But the problem isn't Kevin Gausman, and it isn't Ubaldo Jimenez, and it's not even specifically the first-round draft pick that the Orioles surrendered -- there can be very good reasons to surrender draft picks. It's fairly clear that the problem is the process surrounding the rotation itself. The question is, why can't the Orioles fix it? After all, they seemed to be able to fix the part of the team that didn't involve throwing baseballs just fine, on their way to a wild-card berth in 2012 and back-to-back winning seasons for the first time since widespread cellphone usage.
"Peter Angelos" is a popular answer, but it's not a particularly precise one. His name alone is not a sufficient explanation for why this team does the things it does, the way it does them. Angelos has owned the Baltimore Orioles since the early 1990s, and has presided over all manner of disappointing, baffling and sometimes tragic incidents. But answering the question "why haven't the Baltimore Orioles been a successful franchise in decades" with "Peter Angelos" is akin to answering the question "why do things fall down" with "gravity." Angelos's management of the team isn't an explanation or an excuse -- it's an entire system of physics. It's the way modern Orioles fans comprehend the universe.
And like physics, the broad principles are pretty simple: First, Baltimore as an organization hasn't proven capable of drafting or developing major-league caliber starting pitching on a consistent basis in going on two decades, if not longer. Second, incoming executives are not given full control over their own staffing. Third, starting pitching is the single most expensive market commodity in the sport of baseball, and the Orioles can't or won't pay for it. They can't make it, they won't buy it and they refuse to clean house. Those are the bedrock rules.
That's why a team that wants to contend in the AL East would go from Bronson Arroyo to A.J. Burnett to Ubaldo Jimenez as its targets for Opening Day starter. It's why the biggest-name starter they'd be attached to before that was Scott Feldman, and why none of the guys that will actually begin April in that team's rotation began their professional careers there as well.
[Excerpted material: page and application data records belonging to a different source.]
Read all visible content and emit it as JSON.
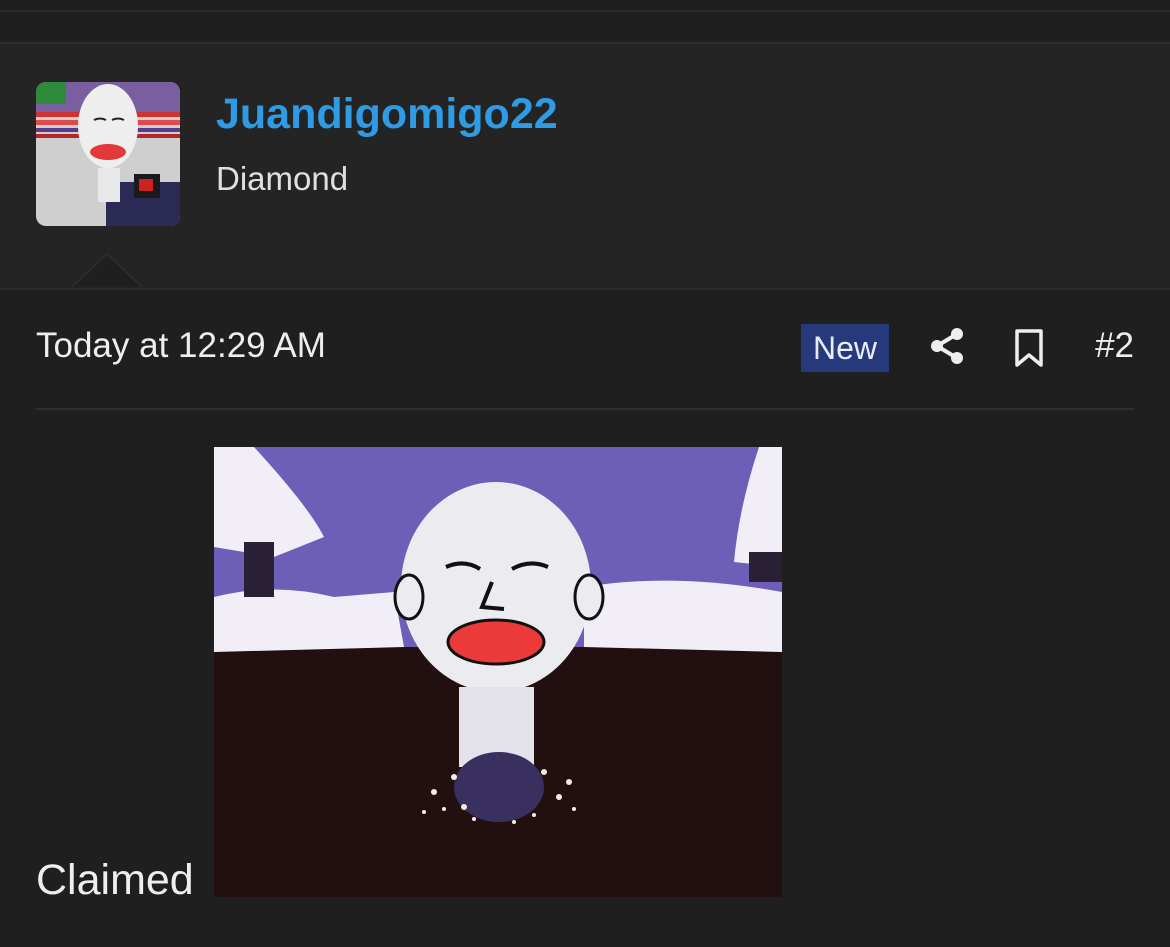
{
  "user": {
    "name": "Juandigomigo22",
    "title": "Diamond"
  },
  "post": {
    "timestamp": "Today at 12:29 AM",
    "badge": "New",
    "number": "#2",
    "body_text": "Claimed"
  },
  "icons": {
    "share": "share-icon",
    "bookmark": "bookmark-icon"
  },
  "colors": {
    "username": "#2f9be4",
    "badge_bg": "#26397a",
    "background": "#1f1f1f"
  }
}
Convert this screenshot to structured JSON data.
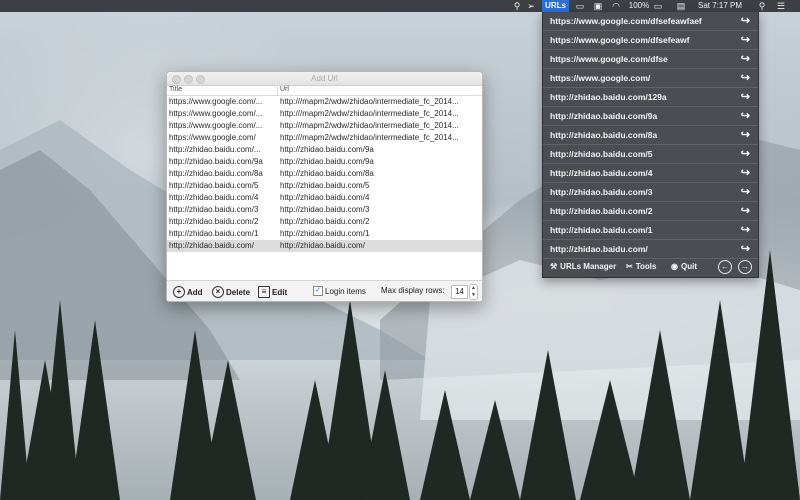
{
  "menubar": {
    "urls_label": "URLs",
    "battery": "100%",
    "clock": "Sat 7:17 PM",
    "icons": [
      "search-icon",
      "paperclip-icon",
      "airplay-icon",
      "display-icon",
      "wifi-icon",
      "battery-icon",
      "flag-icon",
      "spotlight-icon",
      "list-icon"
    ]
  },
  "menu": {
    "items": [
      "https://www.google.com/dfsefeawfaef",
      "https://www.google.com/dfsefeawf",
      "https://www.google.com/dfse",
      "https://www.google.com/",
      "http://zhidao.baidu.com/129a",
      "http://zhidao.baidu.com/9a",
      "http://zhidao.baidu.com/8a",
      "http://zhidao.baidu.com/5",
      "http://zhidao.baidu.com/4",
      "http://zhidao.baidu.com/3",
      "http://zhidao.baidu.com/2",
      "http://zhidao.baidu.com/1",
      "http://zhidao.baidu.com/"
    ],
    "urls_manager": "URLs Manager",
    "tools": "Tools",
    "quit": "Quit"
  },
  "window": {
    "title": "Add Url",
    "col_title": "Title",
    "col_url": "Url",
    "rows": [
      {
        "title": "https://www.google.com/...",
        "url": "http:///mapm2/wdw/zhidao/intermediate_fc_2014..."
      },
      {
        "title": "https://www.google.com/...",
        "url": "http:///mapm2/wdw/zhidao/intermediate_fc_2014..."
      },
      {
        "title": "https://www.google.com/...",
        "url": "http:///mapm2/wdw/zhidao/intermediate_fc_2014..."
      },
      {
        "title": "https://www.google.com/",
        "url": "http:///mapm2/wdw/zhidao/intermediate_fc_2014..."
      },
      {
        "title": "http://zhidao.baidu.com/...",
        "url": "http://zhidao.baidu.com/9a"
      },
      {
        "title": "http://zhidao.baidu.com/9a",
        "url": "http://zhidao.baidu.com/9a"
      },
      {
        "title": "http://zhidao.baidu.com/8a",
        "url": "http://zhidao.baidu.com/8a"
      },
      {
        "title": "http://zhidao.baidu.com/5",
        "url": "http://zhidao.baidu.com/5"
      },
      {
        "title": "http://zhidao.baidu.com/4",
        "url": "http://zhidao.baidu.com/4"
      },
      {
        "title": "http://zhidao.baidu.com/3",
        "url": "http://zhidao.baidu.com/3"
      },
      {
        "title": "http://zhidao.baidu.com/2",
        "url": "http://zhidao.baidu.com/2"
      },
      {
        "title": "http://zhidao.baidu.com/1",
        "url": "http://zhidao.baidu.com/1"
      },
      {
        "title": "http://zhidao.baidu.com/",
        "url": "http://zhidao.baidu.com/"
      }
    ],
    "add_label": "Add",
    "delete_label": "Delete",
    "edit_label": "Edit",
    "login_items_label": "Login items",
    "login_items_checked": true,
    "max_rows_label": "Max display rows:",
    "max_rows_value": "14"
  },
  "colors": {
    "menubar_bg": "#3c3f44",
    "menu_bg": "#4a4d52",
    "accent": "#2f6fd6"
  }
}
It's why a team scouting department might obsess over pitchers from an underdeveloped part of the Asian professional market in the hope that they can buy diamonds for pennies, and why at times they might cut corners that end up derailing careers.
It's why Jimenez has already had the specter of his 2010 season in Colorado draped on him to justify this great win-now move and a "monumental and historic" event for the Baltimore franchise, as opposed to the signing of a middle-of-the-rotation starter for a bit cheaper than he otherwise would have been, but whom the Orioles still had to give more years than they would have liked.
Ideally speaking, all of this wouldn't be an issue for a team sitting on one of the more one-sided cable deals in professional sports. But this is physics, not ideals. The Orioles could no more have fixed that rotation than you or I could fly.